ECDC’s point prevalence survey (PPS) of healthcare-associated infections (HAIs) and antimicrobial use is the largest survey of its kind ever performed in Europe (with more than 1 000 hospitals in 33 countries). In England this survey was commissioned by PHE . The survey was conducted from 2011-2012. The survey confirms that HAIs represent a major public health problem. The final report was published in 2016.

One of the major findings of this report was the higher prevalence of HAI in ITU’s across Europe:

“The prevalence of HAIs varied from 4.8% (median HAI prevalence 3.9%, IQR 1.9–6.1%) in primary hospitals to 7.2% (median HAI prevalence 6.9% IQR 4.0–9.7%) in tertiary hospitals. HAI prevalence was highest in patients admitted to ICU, where 19.5% patients had at least one HAI compared with 5.2% on average for all other specialties combined.”

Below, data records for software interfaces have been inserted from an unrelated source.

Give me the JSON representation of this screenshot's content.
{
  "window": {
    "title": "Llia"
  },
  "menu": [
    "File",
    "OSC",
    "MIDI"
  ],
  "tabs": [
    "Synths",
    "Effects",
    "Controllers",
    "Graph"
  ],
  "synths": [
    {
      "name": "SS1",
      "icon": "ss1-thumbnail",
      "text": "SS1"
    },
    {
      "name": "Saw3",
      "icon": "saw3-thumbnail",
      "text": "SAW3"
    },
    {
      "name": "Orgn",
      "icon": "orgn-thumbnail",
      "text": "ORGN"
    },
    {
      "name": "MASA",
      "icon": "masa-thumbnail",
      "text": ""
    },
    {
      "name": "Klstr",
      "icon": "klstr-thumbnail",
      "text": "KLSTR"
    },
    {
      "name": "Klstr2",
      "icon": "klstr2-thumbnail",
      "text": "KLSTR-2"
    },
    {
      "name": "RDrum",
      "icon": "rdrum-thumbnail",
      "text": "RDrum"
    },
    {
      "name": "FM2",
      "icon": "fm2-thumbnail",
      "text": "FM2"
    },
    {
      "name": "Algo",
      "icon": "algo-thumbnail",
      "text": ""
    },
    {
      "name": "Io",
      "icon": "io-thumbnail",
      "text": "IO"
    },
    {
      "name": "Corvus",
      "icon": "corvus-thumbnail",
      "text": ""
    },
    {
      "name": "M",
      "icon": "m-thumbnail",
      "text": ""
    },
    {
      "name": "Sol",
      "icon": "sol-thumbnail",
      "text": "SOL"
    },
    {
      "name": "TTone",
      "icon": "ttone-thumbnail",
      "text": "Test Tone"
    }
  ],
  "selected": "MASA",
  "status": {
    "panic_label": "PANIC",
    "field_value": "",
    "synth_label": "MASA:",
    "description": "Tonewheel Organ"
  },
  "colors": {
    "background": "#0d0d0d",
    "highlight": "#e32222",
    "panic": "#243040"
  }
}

FICM ICCQIP:https://www.ficm.ac.uk/ICCQIP

Matching Michigan Study

‘Matching Michigan’: a 2-year stepped interventional programme to minimise…

Matching Michigan

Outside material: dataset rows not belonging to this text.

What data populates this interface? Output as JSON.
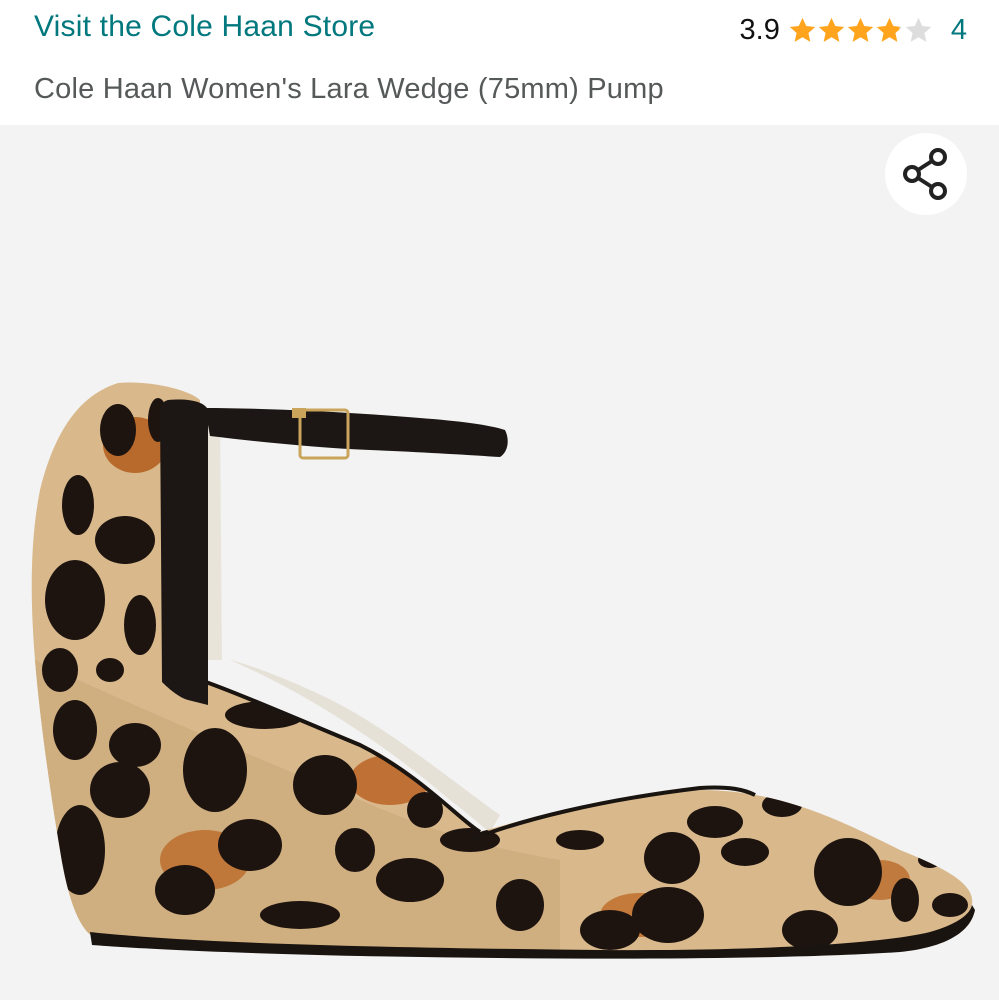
{
  "header": {
    "store_link": "Visit the Cole Haan Store",
    "rating_value": "3.9",
    "rating_stars": 3.9,
    "rating_max": 5,
    "review_count": "4",
    "product_title": "Cole Haan Women's Lara Wedge (75mm) Pump"
  },
  "image": {
    "share_icon": "share-icon",
    "product_image": "leopard-print-wedge-pump"
  },
  "colors": {
    "link": "#00787d",
    "star_filled": "#ffa41c",
    "star_empty": "#dddddd",
    "title_text": "#565959",
    "image_bg": "#f3f3f3"
  }
}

The matching Michigan study was a four cluster, 2-year programme, run in England from April 2009 to the end of March 2011. It aimed to minimise CVC-BSI rates in adult and paediatric ICUs in England to at least the mean level (1.4 per 1000 CVC-patient days), as seen in the Michigan-Keystone project. A total of 215 out of 223 ICUs in England participated in this 2 year study, evaluating technical and non-technical (behavioural) interventions to prevent CVC-BSIs in adult and paediatric ICUs.

The study observed the mean CVC-BSI rate decrease over 20 months from 3.7 in the first cluster to 1.48 CVC-BSIs/1000 CVC-patient days (p<0.0001) for all clusters combined, and from 5.65 to 2.89 (p=0.625), in adult and paediatric units, respectively.

This surveillance project looks to continue this work on a long term basis and inform Trusts and ICUs of their CVC-BSI rates, to enable them to manage and reduce these infections. Dr Julian Bion one of the lead’s for the Matching Michigan Project, is also leading on ICCQIP surveillance project along with Professor Peter Wilson.

‘Matching Michigan’: a 2-year stepped interventional programme to minimise central venous catheter-blood stream infections in intensive care units in England
Julian Bion, Annette Richardson, Peter Hibbert, Jeanette Beer, Tracy Abrusci, Martin McCutcheon, Jane Cassidy, Jane Eddleston, Kevin Gunning, Geoff Bellingan, Mark Patten, David Harrison, THE MATCHING MICHIGAN COLLABORATION & WRITING COMMITTEE